→ Task prompt: Pull each line with the string "JSON" from the entries.

Excerpts from an interface dataset:

----

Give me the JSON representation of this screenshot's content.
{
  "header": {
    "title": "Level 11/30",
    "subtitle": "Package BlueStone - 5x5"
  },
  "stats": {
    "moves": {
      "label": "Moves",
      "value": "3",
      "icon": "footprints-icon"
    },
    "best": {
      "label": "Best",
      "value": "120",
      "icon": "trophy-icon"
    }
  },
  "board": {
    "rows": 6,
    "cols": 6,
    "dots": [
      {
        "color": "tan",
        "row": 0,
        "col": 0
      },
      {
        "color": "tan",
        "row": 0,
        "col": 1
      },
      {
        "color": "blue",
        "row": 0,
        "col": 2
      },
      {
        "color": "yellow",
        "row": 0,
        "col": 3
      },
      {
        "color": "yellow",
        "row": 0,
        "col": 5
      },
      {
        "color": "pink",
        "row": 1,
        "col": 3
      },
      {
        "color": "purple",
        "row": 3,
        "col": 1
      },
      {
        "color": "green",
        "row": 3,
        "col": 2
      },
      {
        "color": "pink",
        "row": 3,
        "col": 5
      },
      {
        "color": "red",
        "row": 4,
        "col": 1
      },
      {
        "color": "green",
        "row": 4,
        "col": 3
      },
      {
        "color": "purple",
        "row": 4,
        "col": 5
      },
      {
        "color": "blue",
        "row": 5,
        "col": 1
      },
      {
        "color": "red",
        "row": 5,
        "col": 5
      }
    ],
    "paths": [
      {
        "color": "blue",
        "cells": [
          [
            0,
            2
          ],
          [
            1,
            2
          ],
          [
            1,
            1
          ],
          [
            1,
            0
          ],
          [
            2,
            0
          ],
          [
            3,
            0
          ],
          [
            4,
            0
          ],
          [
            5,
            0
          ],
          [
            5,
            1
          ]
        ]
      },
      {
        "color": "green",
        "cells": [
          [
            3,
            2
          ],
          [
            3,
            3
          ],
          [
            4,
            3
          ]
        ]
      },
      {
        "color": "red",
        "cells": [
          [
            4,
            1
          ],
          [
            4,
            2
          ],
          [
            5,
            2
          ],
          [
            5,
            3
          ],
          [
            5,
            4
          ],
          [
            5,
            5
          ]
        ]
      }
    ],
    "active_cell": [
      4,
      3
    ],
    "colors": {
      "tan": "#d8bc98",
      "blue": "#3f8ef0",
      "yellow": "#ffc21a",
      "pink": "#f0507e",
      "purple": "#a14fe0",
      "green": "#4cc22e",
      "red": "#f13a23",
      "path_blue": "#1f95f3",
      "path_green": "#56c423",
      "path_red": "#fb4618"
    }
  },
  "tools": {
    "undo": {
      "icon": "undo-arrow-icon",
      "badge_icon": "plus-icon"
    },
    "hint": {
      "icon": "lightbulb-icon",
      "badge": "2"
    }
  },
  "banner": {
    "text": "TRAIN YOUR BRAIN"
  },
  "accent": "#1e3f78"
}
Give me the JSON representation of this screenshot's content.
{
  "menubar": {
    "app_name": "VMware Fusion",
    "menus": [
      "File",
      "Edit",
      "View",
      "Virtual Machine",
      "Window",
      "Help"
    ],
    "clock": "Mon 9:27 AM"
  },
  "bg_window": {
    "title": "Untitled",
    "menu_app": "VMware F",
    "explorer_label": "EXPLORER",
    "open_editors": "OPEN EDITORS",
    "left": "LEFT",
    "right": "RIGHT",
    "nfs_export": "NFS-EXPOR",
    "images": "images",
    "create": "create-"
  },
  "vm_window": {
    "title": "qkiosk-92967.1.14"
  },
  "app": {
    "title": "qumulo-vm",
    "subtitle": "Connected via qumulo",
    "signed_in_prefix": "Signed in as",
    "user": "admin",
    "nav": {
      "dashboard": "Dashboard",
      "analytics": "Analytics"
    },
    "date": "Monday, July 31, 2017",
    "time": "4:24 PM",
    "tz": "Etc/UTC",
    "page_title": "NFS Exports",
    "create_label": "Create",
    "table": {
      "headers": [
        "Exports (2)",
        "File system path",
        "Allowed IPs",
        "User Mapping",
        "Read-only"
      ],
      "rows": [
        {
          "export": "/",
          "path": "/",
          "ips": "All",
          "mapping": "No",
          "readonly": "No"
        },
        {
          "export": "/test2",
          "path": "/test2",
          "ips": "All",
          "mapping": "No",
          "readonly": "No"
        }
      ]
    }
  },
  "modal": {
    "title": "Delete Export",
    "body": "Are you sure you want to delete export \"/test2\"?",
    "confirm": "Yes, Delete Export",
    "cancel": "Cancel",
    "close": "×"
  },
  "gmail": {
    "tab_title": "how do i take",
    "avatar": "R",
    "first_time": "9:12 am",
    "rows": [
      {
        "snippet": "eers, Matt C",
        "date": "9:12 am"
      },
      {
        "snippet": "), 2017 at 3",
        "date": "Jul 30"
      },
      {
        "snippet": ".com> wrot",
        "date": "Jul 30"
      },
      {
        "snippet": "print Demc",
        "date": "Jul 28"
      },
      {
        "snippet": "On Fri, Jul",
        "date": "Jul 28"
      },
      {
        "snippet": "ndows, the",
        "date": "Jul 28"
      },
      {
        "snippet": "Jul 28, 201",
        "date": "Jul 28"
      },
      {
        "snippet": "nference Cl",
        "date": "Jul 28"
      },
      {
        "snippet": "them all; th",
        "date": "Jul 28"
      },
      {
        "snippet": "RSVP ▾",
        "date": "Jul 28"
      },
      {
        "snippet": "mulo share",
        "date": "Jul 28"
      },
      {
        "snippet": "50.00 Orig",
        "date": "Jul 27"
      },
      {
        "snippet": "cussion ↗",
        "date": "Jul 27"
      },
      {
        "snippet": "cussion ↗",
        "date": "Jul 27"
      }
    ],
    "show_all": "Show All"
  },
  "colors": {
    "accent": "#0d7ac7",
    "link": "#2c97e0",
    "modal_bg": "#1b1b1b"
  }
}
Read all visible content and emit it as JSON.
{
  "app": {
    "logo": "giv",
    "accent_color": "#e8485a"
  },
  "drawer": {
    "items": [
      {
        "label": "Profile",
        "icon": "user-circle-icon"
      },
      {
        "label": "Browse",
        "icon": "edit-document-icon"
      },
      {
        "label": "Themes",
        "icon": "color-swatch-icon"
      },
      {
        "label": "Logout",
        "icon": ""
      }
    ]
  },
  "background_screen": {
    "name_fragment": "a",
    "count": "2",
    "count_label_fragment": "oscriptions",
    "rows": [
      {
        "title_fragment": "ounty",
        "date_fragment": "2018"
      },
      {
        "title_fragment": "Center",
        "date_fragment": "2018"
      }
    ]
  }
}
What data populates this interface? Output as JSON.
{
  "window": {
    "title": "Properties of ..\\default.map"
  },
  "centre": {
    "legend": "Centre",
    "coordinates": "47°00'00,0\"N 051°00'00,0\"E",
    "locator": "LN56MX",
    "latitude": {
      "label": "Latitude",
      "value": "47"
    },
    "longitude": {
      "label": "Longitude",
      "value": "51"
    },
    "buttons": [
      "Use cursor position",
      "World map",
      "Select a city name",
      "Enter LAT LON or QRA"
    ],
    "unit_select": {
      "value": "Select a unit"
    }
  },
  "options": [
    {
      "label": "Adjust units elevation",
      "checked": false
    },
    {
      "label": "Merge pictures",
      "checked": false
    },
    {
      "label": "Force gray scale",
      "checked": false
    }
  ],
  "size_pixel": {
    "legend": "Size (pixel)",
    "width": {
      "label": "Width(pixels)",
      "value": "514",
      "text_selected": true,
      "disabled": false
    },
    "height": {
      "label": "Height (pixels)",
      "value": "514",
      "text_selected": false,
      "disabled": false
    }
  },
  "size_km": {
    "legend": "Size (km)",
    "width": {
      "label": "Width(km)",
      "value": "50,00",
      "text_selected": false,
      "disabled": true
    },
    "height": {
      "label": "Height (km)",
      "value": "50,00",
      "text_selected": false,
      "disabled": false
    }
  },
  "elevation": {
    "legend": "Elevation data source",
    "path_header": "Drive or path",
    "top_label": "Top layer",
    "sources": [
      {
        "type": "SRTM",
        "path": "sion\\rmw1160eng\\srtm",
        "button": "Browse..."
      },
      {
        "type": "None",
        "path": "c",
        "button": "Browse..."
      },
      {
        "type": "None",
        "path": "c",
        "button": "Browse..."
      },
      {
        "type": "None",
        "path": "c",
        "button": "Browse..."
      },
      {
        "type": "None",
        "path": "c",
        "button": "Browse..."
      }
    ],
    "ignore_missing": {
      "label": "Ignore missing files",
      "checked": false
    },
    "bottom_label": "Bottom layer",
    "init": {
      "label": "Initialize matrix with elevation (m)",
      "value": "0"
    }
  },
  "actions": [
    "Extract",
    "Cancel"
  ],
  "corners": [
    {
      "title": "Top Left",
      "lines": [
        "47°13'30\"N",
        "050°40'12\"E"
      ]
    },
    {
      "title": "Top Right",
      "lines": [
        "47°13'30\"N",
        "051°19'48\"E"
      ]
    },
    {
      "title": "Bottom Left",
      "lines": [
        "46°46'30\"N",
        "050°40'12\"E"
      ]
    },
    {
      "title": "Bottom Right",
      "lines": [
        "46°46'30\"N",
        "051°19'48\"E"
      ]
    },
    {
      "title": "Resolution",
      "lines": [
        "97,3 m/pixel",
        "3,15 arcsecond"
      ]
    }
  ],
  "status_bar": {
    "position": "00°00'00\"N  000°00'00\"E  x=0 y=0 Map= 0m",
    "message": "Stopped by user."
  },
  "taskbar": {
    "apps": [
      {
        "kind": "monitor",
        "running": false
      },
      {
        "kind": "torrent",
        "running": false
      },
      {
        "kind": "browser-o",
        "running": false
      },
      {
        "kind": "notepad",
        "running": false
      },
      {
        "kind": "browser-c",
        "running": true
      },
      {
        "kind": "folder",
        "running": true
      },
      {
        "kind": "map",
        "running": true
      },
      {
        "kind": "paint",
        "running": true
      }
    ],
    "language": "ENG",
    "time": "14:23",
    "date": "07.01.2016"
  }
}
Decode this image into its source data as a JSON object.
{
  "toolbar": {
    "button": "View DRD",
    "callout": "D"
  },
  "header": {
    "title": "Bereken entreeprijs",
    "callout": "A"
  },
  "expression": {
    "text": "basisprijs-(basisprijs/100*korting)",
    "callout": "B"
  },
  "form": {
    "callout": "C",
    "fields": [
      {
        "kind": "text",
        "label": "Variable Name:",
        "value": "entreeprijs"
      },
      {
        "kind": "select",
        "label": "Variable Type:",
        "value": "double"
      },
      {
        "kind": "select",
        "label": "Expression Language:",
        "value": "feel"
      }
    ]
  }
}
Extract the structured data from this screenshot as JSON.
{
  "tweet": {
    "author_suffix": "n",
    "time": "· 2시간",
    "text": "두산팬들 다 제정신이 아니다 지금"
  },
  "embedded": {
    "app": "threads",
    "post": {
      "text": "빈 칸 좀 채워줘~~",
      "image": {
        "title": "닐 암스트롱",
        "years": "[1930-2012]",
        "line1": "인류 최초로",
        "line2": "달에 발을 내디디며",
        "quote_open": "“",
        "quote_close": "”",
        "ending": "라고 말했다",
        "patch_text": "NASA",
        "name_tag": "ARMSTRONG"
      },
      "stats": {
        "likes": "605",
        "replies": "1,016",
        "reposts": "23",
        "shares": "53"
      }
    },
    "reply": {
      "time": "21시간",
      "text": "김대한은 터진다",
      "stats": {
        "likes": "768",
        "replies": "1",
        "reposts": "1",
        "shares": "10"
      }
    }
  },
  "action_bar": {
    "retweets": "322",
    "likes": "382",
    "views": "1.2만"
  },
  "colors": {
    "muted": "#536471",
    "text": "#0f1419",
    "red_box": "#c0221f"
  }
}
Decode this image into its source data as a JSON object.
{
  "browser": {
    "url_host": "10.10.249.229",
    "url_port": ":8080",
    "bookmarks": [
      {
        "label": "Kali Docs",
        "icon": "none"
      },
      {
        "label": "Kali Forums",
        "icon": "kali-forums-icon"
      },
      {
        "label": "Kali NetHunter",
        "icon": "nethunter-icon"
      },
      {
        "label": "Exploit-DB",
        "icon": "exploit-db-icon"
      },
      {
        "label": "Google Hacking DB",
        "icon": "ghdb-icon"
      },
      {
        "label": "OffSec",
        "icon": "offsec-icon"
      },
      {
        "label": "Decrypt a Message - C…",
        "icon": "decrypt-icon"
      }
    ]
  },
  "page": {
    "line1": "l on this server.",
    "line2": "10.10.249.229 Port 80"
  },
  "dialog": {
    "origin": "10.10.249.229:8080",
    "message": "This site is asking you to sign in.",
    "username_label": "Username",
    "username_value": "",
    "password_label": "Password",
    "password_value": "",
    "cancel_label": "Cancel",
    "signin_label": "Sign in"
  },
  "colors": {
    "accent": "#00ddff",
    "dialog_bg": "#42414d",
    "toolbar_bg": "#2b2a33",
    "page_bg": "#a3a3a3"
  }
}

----

→ Answer section:
Give me the JSON representation of this screenshot's content.
Give me the JSON representation of this screenshot's content.
Read all visible content and emit it as JSON.
What data populates this interface? Output as JSON.
Decode this image into its source data as a JSON object.
Extract the structured data from this screenshot as JSON.
Decode this image into its source data as a JSON object.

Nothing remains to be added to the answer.